We talked earlier in the week about "the pledge" -- a promise to Grover Norquist and Americans for Tax Reform that they will not support raising any tax on anyone by any amount for any reason. In an unexpected twist, in 2012, a growing number of Republicans are choosing not to sign it.
Today, a leading GOP voice said he doesn't like it either.
For those who can't watch clips online, Rep. Chris Van Hollen (D-Md.) asked former Florida Gov. Jeb Bush whether he agrees with the Norquist pledge. Bush replied:
"No. So I ran for office three times. The pledge was presented to me three times. I never signed the pledge. I cut taxes every year I was governor. I don't believe you outsource your principles and convictions to people. I respect Grover's political involvement. He has it every right to do it, but I never signed any pledge."
I still think it'd be an overstatement to characterize the pledge as a project that's failing. After all, Mitt Romney has already signed his name to Norquist's pledge.
But at least for now, Republicans are balking at the pledge in numbers unseen in a long while.
For what it's worth, I don't necessarily see this as evidence of moderation. On the contrary, many, if not all, of those who are rejecting Norquist's project appear to be very much in line with his anti-tax orthodoxy. But at least some in the GOP are balking because they don't like the idea of, in Jeb Bush's words, outsourcing your principles and convictions to others.

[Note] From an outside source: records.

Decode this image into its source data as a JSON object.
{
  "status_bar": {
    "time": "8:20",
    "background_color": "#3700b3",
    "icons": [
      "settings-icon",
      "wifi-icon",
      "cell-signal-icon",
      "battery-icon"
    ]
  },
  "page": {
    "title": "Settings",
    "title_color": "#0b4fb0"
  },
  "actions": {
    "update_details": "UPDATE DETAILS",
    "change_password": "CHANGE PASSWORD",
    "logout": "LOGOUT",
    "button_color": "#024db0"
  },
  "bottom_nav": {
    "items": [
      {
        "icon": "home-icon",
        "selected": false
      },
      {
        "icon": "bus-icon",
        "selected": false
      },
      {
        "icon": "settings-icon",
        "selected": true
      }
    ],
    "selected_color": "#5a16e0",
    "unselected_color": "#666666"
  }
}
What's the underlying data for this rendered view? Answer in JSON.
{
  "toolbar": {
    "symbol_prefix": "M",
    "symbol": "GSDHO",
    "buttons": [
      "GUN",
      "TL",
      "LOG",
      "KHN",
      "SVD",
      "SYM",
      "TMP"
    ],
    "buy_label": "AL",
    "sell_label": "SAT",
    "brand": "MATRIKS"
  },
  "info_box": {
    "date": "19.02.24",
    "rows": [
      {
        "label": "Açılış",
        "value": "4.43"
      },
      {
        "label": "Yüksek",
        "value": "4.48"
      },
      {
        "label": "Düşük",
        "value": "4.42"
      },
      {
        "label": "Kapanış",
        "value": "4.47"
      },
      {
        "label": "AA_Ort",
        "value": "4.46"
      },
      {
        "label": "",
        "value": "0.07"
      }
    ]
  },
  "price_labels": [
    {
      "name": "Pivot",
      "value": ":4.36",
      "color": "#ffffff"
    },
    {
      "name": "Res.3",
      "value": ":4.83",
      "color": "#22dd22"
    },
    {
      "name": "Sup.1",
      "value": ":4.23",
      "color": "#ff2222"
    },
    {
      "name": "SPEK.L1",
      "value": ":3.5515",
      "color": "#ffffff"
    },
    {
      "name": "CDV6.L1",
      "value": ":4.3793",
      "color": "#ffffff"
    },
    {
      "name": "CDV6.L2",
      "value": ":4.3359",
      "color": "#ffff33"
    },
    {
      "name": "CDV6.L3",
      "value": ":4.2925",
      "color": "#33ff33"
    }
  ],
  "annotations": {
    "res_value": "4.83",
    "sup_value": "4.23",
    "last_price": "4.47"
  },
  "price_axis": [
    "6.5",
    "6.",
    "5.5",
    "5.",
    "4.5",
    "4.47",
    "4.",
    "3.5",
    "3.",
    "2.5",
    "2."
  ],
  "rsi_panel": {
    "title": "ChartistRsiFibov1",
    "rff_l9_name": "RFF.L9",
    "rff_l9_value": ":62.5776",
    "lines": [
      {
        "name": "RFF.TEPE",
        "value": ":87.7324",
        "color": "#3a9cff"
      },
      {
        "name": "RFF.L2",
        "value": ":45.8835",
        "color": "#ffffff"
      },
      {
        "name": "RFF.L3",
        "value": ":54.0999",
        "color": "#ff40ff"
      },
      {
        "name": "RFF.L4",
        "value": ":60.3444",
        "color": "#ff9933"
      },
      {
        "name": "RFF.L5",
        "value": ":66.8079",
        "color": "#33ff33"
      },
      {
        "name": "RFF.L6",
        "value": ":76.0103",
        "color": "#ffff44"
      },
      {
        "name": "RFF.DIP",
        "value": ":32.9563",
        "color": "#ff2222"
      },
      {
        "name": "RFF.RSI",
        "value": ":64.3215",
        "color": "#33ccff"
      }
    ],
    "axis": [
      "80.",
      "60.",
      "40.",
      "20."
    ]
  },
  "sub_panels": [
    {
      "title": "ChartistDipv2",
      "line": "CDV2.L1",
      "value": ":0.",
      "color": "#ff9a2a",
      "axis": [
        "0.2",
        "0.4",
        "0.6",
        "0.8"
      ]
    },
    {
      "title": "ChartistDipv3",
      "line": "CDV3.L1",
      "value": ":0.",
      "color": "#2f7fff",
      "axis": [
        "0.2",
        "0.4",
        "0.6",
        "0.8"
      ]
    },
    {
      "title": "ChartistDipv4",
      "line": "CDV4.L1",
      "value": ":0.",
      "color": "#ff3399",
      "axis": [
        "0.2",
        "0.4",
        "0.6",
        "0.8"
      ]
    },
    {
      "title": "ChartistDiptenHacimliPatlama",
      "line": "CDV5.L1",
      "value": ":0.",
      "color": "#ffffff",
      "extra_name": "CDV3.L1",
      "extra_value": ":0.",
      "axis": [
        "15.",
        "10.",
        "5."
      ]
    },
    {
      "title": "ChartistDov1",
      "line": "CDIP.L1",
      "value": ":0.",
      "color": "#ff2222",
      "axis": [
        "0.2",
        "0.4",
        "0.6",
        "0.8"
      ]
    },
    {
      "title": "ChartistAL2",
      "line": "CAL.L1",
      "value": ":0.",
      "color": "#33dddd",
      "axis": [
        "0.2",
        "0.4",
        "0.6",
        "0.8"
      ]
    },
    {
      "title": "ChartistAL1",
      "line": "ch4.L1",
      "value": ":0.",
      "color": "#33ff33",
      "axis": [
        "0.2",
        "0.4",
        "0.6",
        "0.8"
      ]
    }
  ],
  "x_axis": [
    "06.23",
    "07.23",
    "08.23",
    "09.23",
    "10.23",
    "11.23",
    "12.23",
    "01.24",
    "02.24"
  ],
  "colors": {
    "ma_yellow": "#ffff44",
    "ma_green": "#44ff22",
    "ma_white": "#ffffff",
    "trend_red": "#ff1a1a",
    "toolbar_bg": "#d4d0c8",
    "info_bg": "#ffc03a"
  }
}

Given the prevailing political winds, I'll take hints of progress in Republican politics where I can find them.